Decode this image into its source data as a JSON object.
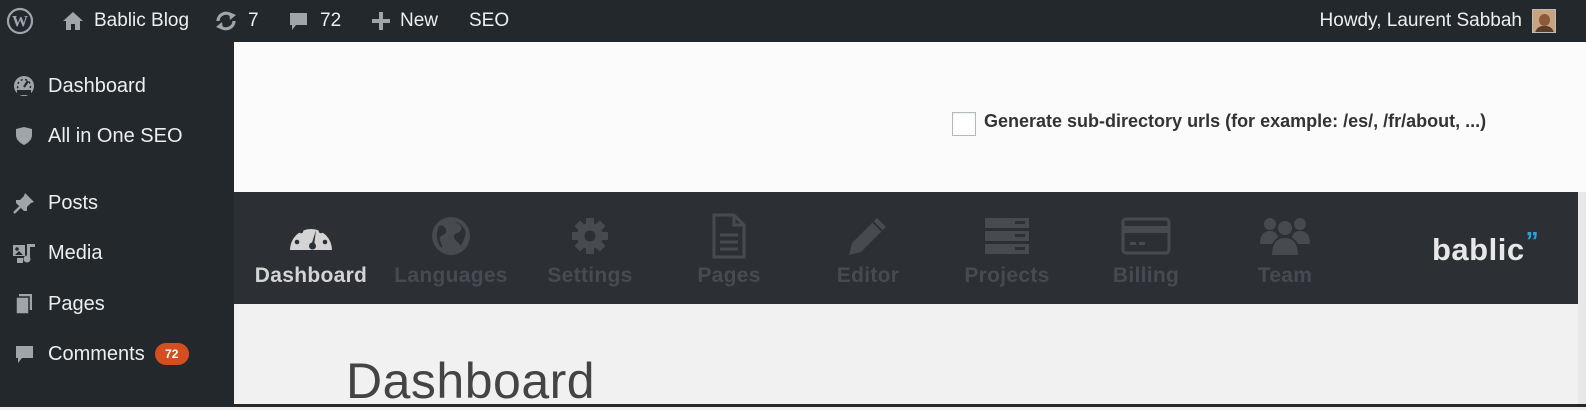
{
  "adminbar": {
    "site_name": "Bablic Blog",
    "updates_count": "7",
    "comments_count": "72",
    "new_label": "New",
    "seo_label": "SEO",
    "howdy": "Howdy, Laurent Sabbah",
    "icons": [
      "wordpress-icon",
      "home-icon",
      "updates-icon",
      "comment-icon",
      "plus-icon"
    ]
  },
  "sidebar": {
    "items": [
      {
        "label": "Dashboard",
        "icon": "dashboard-icon"
      },
      {
        "label": "All in One SEO",
        "icon": "shield-icon"
      },
      {
        "label": "Posts",
        "icon": "pin-icon"
      },
      {
        "label": "Media",
        "icon": "media-icon"
      },
      {
        "label": "Pages",
        "icon": "pages-icon"
      },
      {
        "label": "Comments",
        "icon": "comment-icon",
        "badge": "72"
      }
    ]
  },
  "settings": {
    "subdir_label": "Generate sub-directory urls (for example: /es/, /fr/about, ...)"
  },
  "bablic_nav": {
    "items": [
      {
        "label": "Dashboard",
        "icon": "gauge-icon",
        "active": true
      },
      {
        "label": "Languages",
        "icon": "globe-icon",
        "active": false
      },
      {
        "label": "Settings",
        "icon": "gear-icon",
        "active": false
      },
      {
        "label": "Pages",
        "icon": "document-icon",
        "active": false
      },
      {
        "label": "Editor",
        "icon": "pencil-icon",
        "active": false
      },
      {
        "label": "Projects",
        "icon": "server-icon",
        "active": false
      },
      {
        "label": "Billing",
        "icon": "credit-card-icon",
        "active": false
      },
      {
        "label": "Team",
        "icon": "team-icon",
        "active": false
      }
    ],
    "brand": "bablic",
    "brand_mark": "”"
  },
  "main": {
    "title": "Dashboard"
  },
  "colors": {
    "adminbar_bg": "#23282d",
    "nav_bg": "#2c3035",
    "badge": "#d54e21",
    "brand_accent": "#2aa3d8"
  }
}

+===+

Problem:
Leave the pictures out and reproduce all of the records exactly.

Answer area:
Decode this image into its source data as a JSON object.
{
  "adminbar": {
    "site_name": "Bablic Blog",
    "updates_count": "7",
    "comments_count": "72",
    "new_label": "New",
    "seo_label": "SEO",
    "howdy": "Howdy, Laurent Sabbah",
    "icons": [
      "wordpress-icon",
      "home-icon",
      "updates-icon",
      "comment-icon",
      "plus-icon"
    ]
  },
  "sidebar": {
    "items": [
      {
        "label": "Dashboard",
        "icon": "dashboard-icon"
      },
      {
        "label": "All in One SEO",
        "icon": "shield-icon"
      },
      {
        "label": "Posts",
        "icon": "pin-icon"
      },
      {
        "label": "Media",
        "icon": "media-icon"
      },
      {
        "label": "Pages",
        "icon": "pages-icon"
      },
      {
        "label": "Comments",
        "icon": "comment-icon",
        "badge": "72"
      }
    ]
  },
  "settings": {
    "subdir_label": "Generate sub-directory urls (for example: /es/, /fr/about, ...)"
  },
  "bablic_nav": {
    "items": [
      {
        "label": "Dashboard",
        "icon": "gauge-icon",
        "active": true
      },
      {
        "label": "Languages",
        "icon": "globe-icon",
        "active": false
      },
      {
        "label": "Settings",
        "icon": "gear-icon",
        "active": false
      },
      {
        "label": "Pages",
        "icon": "document-icon",
        "active": false
      },
      {
        "label": "Editor",
        "icon": "pencil-icon",
        "active": false
      },
      {
        "label": "Projects",
        "icon": "server-icon",
        "active": false
      },
      {
        "label": "Billing",
        "icon": "credit-card-icon",
        "active": false
      },
      {
        "label": "Team",
        "icon": "team-icon",
        "active": false
      }
    ],
    "brand": "bablic",
    "brand_mark": "”"
  },
  "main": {
    "title": "Dashboard"
  },
  "colors": {
    "adminbar_bg": "#23282d",
    "nav_bg": "#2c3035",
    "badge": "#d54e21",
    "brand_accent": "#2aa3d8"
  }
}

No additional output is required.